I personally use dAhub as a portal, rather than as a means to advertisement. Considering it costs points to put your avatar on display there, you're very likely to encounter interesting and active DeviantArt users there. After all; why would one spend points (money) on his account if he didn't had the means to be at least a bit serious with it? I've met some of the most amazing people I watch there. But I'm honest enough to admit that even if I see you there but I don't like your art or the journals you write, I don't watch you either.
The point that I wanted to make with this story is not that it's okay to those services.
After all, marketing is something very personal and not every approach will fit every person. It's entirely up to you what means you want to use to either market, or not market your page. But I'm sick of every means of marketing being condemned as pure evil in the art world. Especially in a world where art prices have fallen to a bare minimum because nobody has a clue how to market himself, and people lack the confidence to properly price their work.
10 years of being in the web industry have taught me that the internet is becoming more and more of a crowded place. Just having a website isn't enough anymore. Not by far. Pay-per-click advertisement is, despite the negative stigma, actually one of the cleanest forms of advertisements. As much in-your-face as it is, it's at least honest and straight forward. And believe me; I've been around there long enough to learn about the real nasty tricks some company's have performed over the years.

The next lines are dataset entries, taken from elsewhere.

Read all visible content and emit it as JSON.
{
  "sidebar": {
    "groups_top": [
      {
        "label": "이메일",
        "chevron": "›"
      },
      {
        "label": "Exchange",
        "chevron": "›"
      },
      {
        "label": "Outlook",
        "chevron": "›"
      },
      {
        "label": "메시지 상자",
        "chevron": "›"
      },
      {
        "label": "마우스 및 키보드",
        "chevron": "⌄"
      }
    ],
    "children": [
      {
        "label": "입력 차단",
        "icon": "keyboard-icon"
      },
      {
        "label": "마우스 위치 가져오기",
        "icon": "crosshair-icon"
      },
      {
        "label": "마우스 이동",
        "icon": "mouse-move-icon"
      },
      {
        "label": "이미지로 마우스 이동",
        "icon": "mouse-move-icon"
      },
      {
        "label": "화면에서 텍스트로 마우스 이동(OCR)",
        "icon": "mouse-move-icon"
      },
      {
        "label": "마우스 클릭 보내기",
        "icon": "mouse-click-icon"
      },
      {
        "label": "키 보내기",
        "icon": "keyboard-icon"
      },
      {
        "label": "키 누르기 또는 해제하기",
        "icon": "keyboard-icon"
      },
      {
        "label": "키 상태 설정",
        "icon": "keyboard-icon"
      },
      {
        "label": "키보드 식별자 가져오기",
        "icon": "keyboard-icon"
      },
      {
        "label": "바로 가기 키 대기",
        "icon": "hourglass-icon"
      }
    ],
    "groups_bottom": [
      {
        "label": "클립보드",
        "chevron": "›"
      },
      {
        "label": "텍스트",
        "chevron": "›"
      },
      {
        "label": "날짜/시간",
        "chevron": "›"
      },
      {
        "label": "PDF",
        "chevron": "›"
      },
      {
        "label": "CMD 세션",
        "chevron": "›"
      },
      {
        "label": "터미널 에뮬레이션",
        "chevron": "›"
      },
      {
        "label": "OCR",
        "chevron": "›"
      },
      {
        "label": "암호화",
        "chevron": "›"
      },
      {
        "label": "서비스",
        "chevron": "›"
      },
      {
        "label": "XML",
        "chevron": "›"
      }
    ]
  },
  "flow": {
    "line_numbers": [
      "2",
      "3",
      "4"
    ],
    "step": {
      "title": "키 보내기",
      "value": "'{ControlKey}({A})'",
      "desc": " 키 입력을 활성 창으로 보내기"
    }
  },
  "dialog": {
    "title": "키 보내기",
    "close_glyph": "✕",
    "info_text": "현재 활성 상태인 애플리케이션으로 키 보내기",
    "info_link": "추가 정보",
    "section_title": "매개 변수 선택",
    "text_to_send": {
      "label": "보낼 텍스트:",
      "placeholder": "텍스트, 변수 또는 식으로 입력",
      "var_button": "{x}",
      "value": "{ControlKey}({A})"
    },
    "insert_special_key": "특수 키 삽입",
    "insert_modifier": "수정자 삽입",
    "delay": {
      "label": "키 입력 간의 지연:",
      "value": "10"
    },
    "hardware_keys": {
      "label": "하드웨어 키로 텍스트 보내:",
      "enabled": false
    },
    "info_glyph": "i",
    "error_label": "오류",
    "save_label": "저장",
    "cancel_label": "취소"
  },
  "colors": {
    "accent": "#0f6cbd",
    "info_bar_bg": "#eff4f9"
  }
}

It's totally okay to admit it's not your style, doesn't fit your "image" as an artist, or perhaps you're just too shy or too inexperienced to put yourself out in the open. But don't condemn others for doing it. The internet is a crowded place and the amount of people battling for your attention is immense. You might not need the attention, but some people do need it in order to sell their work and pay their bills. Advertisement has become the number 1 way the internet works nowadays. Entire industry's are build on it, and it's one of the main reasons the web has become so huge. And love it or hate it... but it's also the reason why you can see cat video's on YouTube. Because without the whole commercialization and the huge amount money involved with that, we would still be in 1995 and have really ugly websites.